To investigate the association between the duration of pain at baseline and the clinical outcomes of patients with low back pain (LBP) enrolled on the North East of England Regional Back Pain and Radicular Pain Pathway (NERBPP).Summary of Background Data.
The NERBPP is a clinical pathway based upon National Institute for Health and Care Excellence (NICE) guidelines (2009) for LBP of <1-year duration. Recent changes to NICE guidelines (2016) advocate the same management for all LBP patients regardless of pain duration.Methods.
Patients with LBP referred onto the NERBPP by their General Practitioner between May 2015 and January 2017 were included. Data from 667 patients, who provided pre- and post data for pain (Numerical rating scale), function (Oswestry Disability Index), quality-of-life (EuroQol five-dimension, five-level questionnaire), anxiety (the Generalized Anxiety Disorder Screener), and depression (the Patient Health Questionnaire), were analyzed using a series of covariate-adjusted models.

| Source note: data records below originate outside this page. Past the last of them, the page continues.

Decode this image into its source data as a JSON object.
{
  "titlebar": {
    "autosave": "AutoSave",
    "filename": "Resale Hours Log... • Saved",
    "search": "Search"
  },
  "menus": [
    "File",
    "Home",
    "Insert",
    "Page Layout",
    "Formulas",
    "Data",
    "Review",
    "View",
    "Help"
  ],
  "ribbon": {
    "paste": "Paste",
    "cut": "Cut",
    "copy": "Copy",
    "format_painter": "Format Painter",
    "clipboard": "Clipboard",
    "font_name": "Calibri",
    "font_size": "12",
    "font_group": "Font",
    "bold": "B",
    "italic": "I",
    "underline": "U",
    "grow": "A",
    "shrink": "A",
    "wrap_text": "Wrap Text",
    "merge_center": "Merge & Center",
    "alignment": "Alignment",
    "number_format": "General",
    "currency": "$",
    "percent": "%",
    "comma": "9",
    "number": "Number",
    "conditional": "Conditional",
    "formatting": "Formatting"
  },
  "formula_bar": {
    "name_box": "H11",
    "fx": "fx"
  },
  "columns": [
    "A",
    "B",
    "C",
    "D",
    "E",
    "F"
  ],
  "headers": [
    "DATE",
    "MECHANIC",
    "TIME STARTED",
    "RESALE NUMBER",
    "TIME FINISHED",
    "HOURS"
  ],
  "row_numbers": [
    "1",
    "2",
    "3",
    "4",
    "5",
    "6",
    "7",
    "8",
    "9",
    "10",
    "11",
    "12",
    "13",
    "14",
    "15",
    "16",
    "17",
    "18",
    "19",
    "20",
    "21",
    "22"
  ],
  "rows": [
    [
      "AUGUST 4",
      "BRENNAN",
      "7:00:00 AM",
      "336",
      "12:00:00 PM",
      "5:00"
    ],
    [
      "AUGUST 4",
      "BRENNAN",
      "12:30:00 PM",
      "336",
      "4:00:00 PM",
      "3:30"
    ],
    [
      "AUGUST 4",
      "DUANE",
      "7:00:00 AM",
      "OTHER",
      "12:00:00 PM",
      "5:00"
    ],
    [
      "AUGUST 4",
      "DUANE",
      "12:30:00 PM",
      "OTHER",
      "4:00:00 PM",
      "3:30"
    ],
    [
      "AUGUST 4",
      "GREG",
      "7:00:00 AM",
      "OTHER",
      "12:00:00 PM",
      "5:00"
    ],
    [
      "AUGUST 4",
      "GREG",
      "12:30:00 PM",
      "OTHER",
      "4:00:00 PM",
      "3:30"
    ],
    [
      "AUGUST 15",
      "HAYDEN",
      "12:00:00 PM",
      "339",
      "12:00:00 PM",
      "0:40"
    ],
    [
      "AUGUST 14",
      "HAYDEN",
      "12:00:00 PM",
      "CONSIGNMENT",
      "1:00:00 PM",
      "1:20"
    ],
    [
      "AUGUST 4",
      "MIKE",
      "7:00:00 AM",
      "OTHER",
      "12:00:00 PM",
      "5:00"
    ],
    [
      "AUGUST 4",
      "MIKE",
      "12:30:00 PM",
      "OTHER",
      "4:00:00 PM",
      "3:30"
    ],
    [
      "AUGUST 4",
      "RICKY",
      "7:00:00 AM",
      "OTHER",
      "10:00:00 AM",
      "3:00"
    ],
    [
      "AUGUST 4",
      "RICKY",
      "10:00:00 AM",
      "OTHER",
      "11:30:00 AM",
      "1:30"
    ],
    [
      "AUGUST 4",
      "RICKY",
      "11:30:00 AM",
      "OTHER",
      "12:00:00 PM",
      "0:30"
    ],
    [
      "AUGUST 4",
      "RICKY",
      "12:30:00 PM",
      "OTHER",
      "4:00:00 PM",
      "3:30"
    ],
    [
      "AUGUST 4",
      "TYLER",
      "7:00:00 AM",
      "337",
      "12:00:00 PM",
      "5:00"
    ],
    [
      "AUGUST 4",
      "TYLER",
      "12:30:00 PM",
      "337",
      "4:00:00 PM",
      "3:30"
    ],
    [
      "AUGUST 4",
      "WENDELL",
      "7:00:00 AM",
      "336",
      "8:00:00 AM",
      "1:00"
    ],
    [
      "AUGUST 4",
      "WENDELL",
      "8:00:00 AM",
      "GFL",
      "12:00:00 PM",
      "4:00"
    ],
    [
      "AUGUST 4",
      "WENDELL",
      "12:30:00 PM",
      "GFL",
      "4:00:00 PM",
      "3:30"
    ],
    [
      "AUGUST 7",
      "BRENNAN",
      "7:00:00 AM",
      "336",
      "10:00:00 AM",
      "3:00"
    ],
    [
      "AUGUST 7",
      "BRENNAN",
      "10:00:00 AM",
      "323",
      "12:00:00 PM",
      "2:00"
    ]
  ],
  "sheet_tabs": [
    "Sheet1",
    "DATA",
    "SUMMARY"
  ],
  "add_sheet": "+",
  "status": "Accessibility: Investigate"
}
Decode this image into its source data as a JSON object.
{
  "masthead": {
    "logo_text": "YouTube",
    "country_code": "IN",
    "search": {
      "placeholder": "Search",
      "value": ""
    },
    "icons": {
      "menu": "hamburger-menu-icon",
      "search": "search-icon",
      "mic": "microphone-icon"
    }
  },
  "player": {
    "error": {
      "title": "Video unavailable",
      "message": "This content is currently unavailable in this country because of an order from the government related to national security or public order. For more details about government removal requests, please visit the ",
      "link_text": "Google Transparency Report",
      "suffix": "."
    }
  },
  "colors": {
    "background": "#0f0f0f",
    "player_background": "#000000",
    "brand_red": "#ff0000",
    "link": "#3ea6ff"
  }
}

Patients were categorized into four groups based upon baseline pain duration: <3 months, ≥3 to <6 months, ≥6 months to <12 months, ≥12 months.Results.
Each group showed improved outcomes greater than the minimal clinically important difference (MCID) for each measure as defined in NICE guidelines (2016). There was a trend toward better outcomes for those with shorter pain durations. The magnitude of the differences between the groups, in most instances, was below the MCID. For example, mean improvement in function for those with baseline pain duration <3 months was 20 points and 12 points for those of pain duration ≥12 months, both above the MCID of ≥10.Conclusion.
Patients with different durations of LBP at baseline improved on the NERBPP, supporting the recent modification to NICE guidelines. However, those with shorter durations of pain may have superior outcomes in the short term, suggesting added benefit in getting patients onto the pathway in the early stages of LBP.Conclusion.
Level of Evidence: 3